* [EXERCISE DESCRIPTION]: A copy is needed of each line in the records that has the word "amount".

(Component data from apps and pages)
++++++++

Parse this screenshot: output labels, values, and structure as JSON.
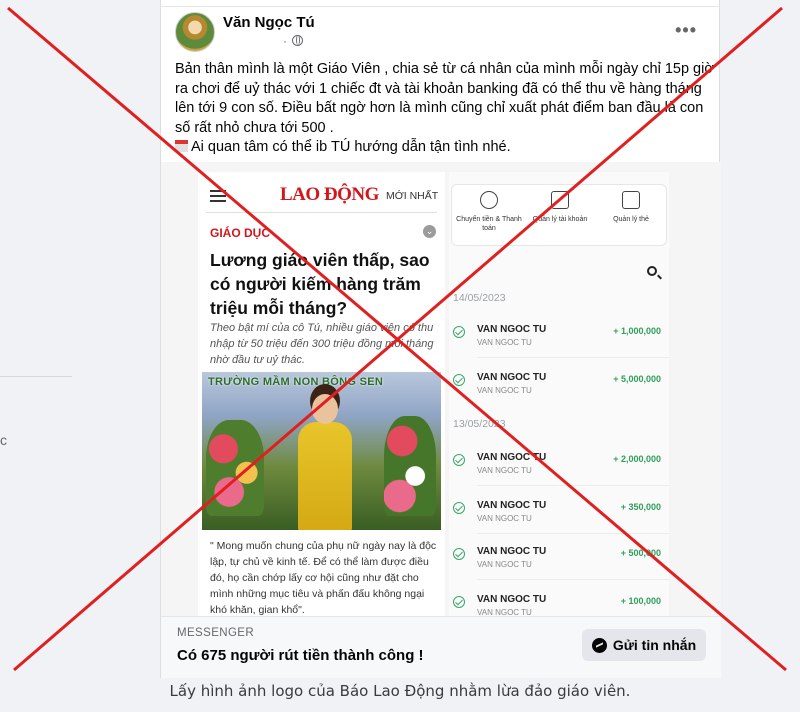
{
  "post": {
    "author": "Văn Ngọc Tú",
    "meta": "·",
    "text_lines": [
      "Bản thân mình là một Giáo Viên , chia sẻ từ cá nhân của mình mỗi ngày chỉ 15p giờ ra chơi để  uỷ thác với 1 chiếc đt và tài khoản banking đã có thể thu về hàng tháng lên tới 9 con số. Điều bất ngờ hơn là mình cũng chỉ xuất phát điểm ban đầu là con số rất nhỏ chưa tới 500 .",
      "Ai quan tâm có thể ib TÚ hướng dẫn tận tình nhé."
    ]
  },
  "news": {
    "logo": "LAO ĐỘNG",
    "newest": "MỚI NHẤT",
    "category": "GIÁO DỤC",
    "headline": "Lương giáo viên thấp, sao có người kiếm hàng trăm triệu mỗi tháng?",
    "sapo": "Theo bật mí của cô Tú, nhiều giáo viên có thu nhập từ 50 triệu đến 300 triệu đồng mỗi tháng nhờ đầu tư uỷ thác.",
    "photo_banner": "TRƯỜNG MẦM NON BÔNG SEN",
    "quote": "\" Mong muốn chung của phụ nữ ngày nay là độc lập, tự chủ về kinh tế. Để có thể làm được điều đó, họ cần chớp lấy cơ hội cũng như đặt cho mình những mục tiêu và phấn đấu không ngại khó khăn, gian khổ\"."
  },
  "bank": {
    "actions": [
      {
        "label": "Chuyển tiền & Thanh toán",
        "icon": "transfer-icon"
      },
      {
        "label": "Quản lý tài khoản",
        "icon": "wallet-icon"
      },
      {
        "label": "Quản lý thẻ",
        "icon": "card-icon"
      }
    ],
    "dates": [
      "14/05/2023",
      "13/05/2023"
    ],
    "transactions": [
      {
        "name": "VAN NGOC TU",
        "sub": "VAN NGOC TU",
        "amount": "+ 1,000,000"
      },
      {
        "name": "VAN NGOC TU",
        "sub": "VAN NGOC TU",
        "amount": "+ 5,000,000"
      },
      {
        "name": "VAN NGOC TU",
        "sub": "VAN NGOC TU",
        "amount": "+ 2,000,000"
      },
      {
        "name": "VAN NGOC TU",
        "sub": "VAN NGOC TU",
        "amount": "+ 350,000"
      },
      {
        "name": "VAN NGOC TU",
        "sub": "VAN NGOC TU",
        "amount": "+ 500,000"
      },
      {
        "name": "VAN NGOC TU",
        "sub": "VAN NGOC TU",
        "amount": "+ 100,000"
      }
    ]
  },
  "footer": {
    "kicker": "MESSENGER",
    "title": "Có 675 người rút tiền thành công !",
    "send_label": "Gửi tin nhắn"
  },
  "caption": "Lấy hình ảnh logo của Báo Lao Động nhằm lừa đảo giáo viên.",
  "left_glyph": "c",
  "colors": {
    "cross": "#e02020",
    "brand_red": "#d4161c",
    "money_green": "#2e9e5b"
  }
}
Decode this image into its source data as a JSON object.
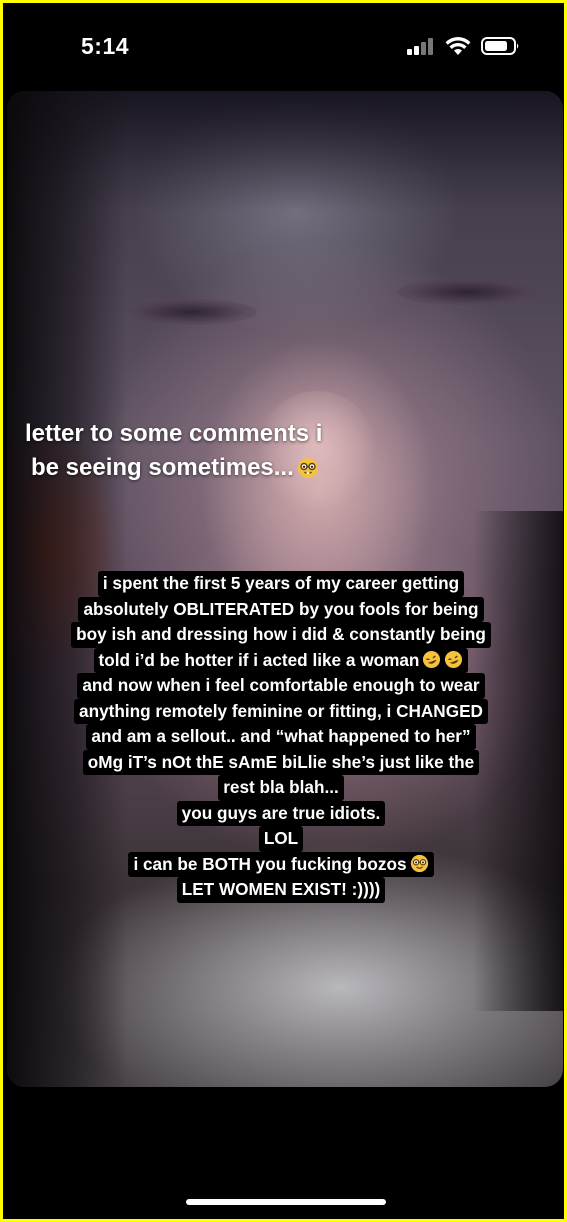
{
  "status_bar": {
    "time": "5:14",
    "signal_icon": "cellular-signal-icon",
    "wifi_icon": "wifi-icon",
    "battery_icon": "battery-icon"
  },
  "story": {
    "headline_line1": "letter to some comments i",
    "headline_line2": "be seeing sometimes...",
    "headline_emoji": "nerd-face-emoji",
    "caption_lines": [
      {
        "text": "i spent the first 5 years of my career getting"
      },
      {
        "text": "absolutely OBLITERATED by you fools for being"
      },
      {
        "text": "boy ish and dressing how i did & constantly being"
      },
      {
        "text": "told i’d be hotter if i acted like a woman",
        "emoji": "rofl-emoji-x2"
      },
      {
        "text": "and now when i feel comfortable enough to wear"
      },
      {
        "text": "anything remotely feminine or fitting, i CHANGED"
      },
      {
        "text": "and am a sellout.. and “what happened to her”"
      },
      {
        "text": "oMg iT’s nOt thE sAmE biLlie she’s just like the"
      },
      {
        "text": "rest bla blah..."
      },
      {
        "text": "you guys are true idiots."
      },
      {
        "text": "LOL"
      },
      {
        "text": "i can be BOTH you fucking bozos",
        "emoji": "nerd-face-emoji"
      },
      {
        "text": "LET WOMEN EXIST! :))))"
      }
    ]
  },
  "colors": {
    "frame_border": "#ffff00",
    "caption_background": "#000000",
    "caption_text": "#ffffff"
  }
}
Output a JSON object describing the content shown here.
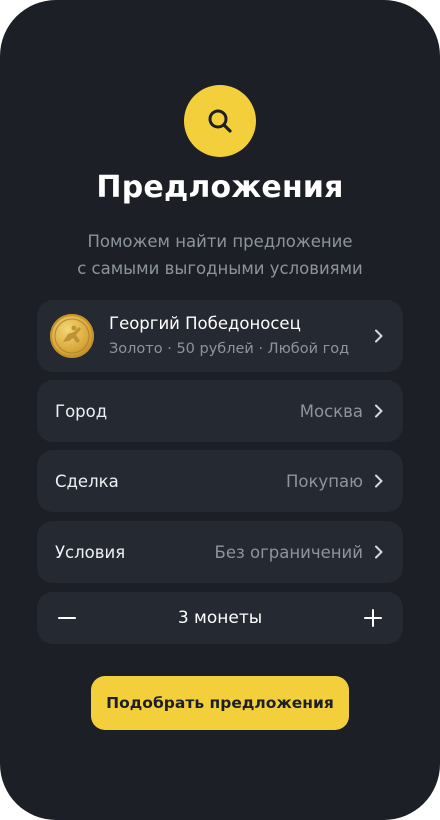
{
  "header": {
    "icon": "search-icon",
    "title": "Предложения",
    "subtitle_line1": "Поможем найти предложение",
    "subtitle_line2": "с самыми выгодными условиями"
  },
  "coin": {
    "name": "Георгий Победоносец",
    "details": "Золото · 50 рублей · Любой год"
  },
  "filters": {
    "city": {
      "label": "Город",
      "value": "Москва"
    },
    "deal": {
      "label": "Сделка",
      "value": "Покупаю"
    },
    "conditions": {
      "label": "Условия",
      "value": "Без ограничений"
    }
  },
  "quantity": {
    "value": "3 монеты"
  },
  "cta": {
    "label": "Подобрать предложения"
  },
  "colors": {
    "accent": "#f4cf3c",
    "background": "#1c2026",
    "card": "#252a32",
    "muted": "#8d949e"
  }
}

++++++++

* [REPLY TO THE EXERCISE]:
        "amount": "+ 1,000,000"
        "amount": "+ 5,000,000"
        "amount": "+ 2,000,000"
        "amount": "+ 350,000"
        "amount": "+ 500,000"
        "amount": "+ 100,000"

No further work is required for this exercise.